Silvergate Bank bites the dust; enters voluntary liquidation
Silvergate Bank finally bit the dust. The crypto-friendly bank, which has been struggling after the FTX scandal, is being shut down. The bank's holding company, Silvergate Capital, announced the decision to voluntarily liquidate the bank's operations. On March 1, the company had told investors it was assessing its ability to continue as a "going concern."
Why does this story matter?
- The crypto industry has been slowly recovering from the FTX fiasco. The Silvergate collapse is set to derail that recovery.
- The bank's absence in the crypto landscape will be hard to miss. Silvergate's collapse will force crypto clients to look for other less-regulated options.
- This will further increase the volatility of the sector, inviting more regulatory pressure.
Bank will fully repay all deposits
Silvergate Capital attributed the decision to wind down the bank's operations to recent "industry and regulatory developments." Last week, the company failed to file its annual 10-K report and hinted at more regulatory scrutiny (both public and private). "The bank's wind down and liquidation plan includes full repayment of all deposits," the company said in a statement.
Customers withdrew $8.1bn from Silvergate after FTX collapsed
Silvergate's struggles are well-documented. The bank, which was a vital cog in the crypto ecosystem, was among the worst hit due to the FTX collapse. In the last quarter of 2022, customers withdrew $8.1 billion from the bank. Silvergate's preliminary, unaudited financial results for 2022 filed in January included a net loss attributable to common shareholders of $948.7 million.
Many crypto clients cut ties with Silvergate
In an SEC filing, the company later said its finances are even worse than first reported. Silvergate's crisis worsened after it sold off its assets at a loss and shut its flagship payments network dubbed Silvergate Exchange Network.
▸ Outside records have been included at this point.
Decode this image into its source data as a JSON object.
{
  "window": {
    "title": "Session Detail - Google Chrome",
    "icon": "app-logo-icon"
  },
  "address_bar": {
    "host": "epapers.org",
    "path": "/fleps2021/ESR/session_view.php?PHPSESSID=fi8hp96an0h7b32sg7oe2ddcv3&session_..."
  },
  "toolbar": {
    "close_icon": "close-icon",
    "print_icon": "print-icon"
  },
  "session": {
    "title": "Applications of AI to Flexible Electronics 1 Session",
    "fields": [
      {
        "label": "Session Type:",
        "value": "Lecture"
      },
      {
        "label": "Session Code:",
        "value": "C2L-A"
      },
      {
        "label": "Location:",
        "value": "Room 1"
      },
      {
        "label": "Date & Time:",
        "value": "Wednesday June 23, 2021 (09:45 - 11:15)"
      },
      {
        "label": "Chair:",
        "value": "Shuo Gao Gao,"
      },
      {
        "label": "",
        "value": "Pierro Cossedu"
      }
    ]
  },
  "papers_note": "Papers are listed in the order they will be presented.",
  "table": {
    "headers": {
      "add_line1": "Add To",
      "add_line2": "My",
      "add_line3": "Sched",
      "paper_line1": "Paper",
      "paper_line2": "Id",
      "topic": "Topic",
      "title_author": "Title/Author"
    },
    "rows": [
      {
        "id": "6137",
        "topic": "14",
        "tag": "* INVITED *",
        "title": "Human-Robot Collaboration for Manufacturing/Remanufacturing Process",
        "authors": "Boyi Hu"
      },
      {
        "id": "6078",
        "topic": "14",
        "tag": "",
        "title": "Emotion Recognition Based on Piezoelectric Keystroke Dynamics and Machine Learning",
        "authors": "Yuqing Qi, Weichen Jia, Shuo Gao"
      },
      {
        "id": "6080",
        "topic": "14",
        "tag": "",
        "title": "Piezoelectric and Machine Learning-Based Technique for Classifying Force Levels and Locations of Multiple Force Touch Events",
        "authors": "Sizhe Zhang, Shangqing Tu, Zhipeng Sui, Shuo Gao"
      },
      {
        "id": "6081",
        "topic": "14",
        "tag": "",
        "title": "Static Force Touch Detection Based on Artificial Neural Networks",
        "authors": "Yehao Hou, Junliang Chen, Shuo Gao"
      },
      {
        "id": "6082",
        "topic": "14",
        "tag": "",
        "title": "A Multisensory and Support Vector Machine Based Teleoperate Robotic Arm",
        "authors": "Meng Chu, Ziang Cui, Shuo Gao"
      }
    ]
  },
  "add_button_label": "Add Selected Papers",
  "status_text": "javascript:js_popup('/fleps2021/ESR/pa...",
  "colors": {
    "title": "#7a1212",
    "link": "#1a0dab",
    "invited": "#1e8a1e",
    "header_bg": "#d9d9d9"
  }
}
Following the company's announcements, most of its crypto clients, including Coinbase, Galaxy, and Crypto.com raced to cut ties with it.
The liquidation will invite more regulatory scrutiny
Silvergate's decision to liquidate its banking operations will invite more regulatory scrutiny of crypto's influence on the traditional finance sector. "Today we are seeing what can happen when a bank is overreliant on a risky, volatile sector like cryptocurrencies," said Senator Sherrod Brown from Ohio, the chair of the Senate Banking, Housing, and Urban Affairs Committee.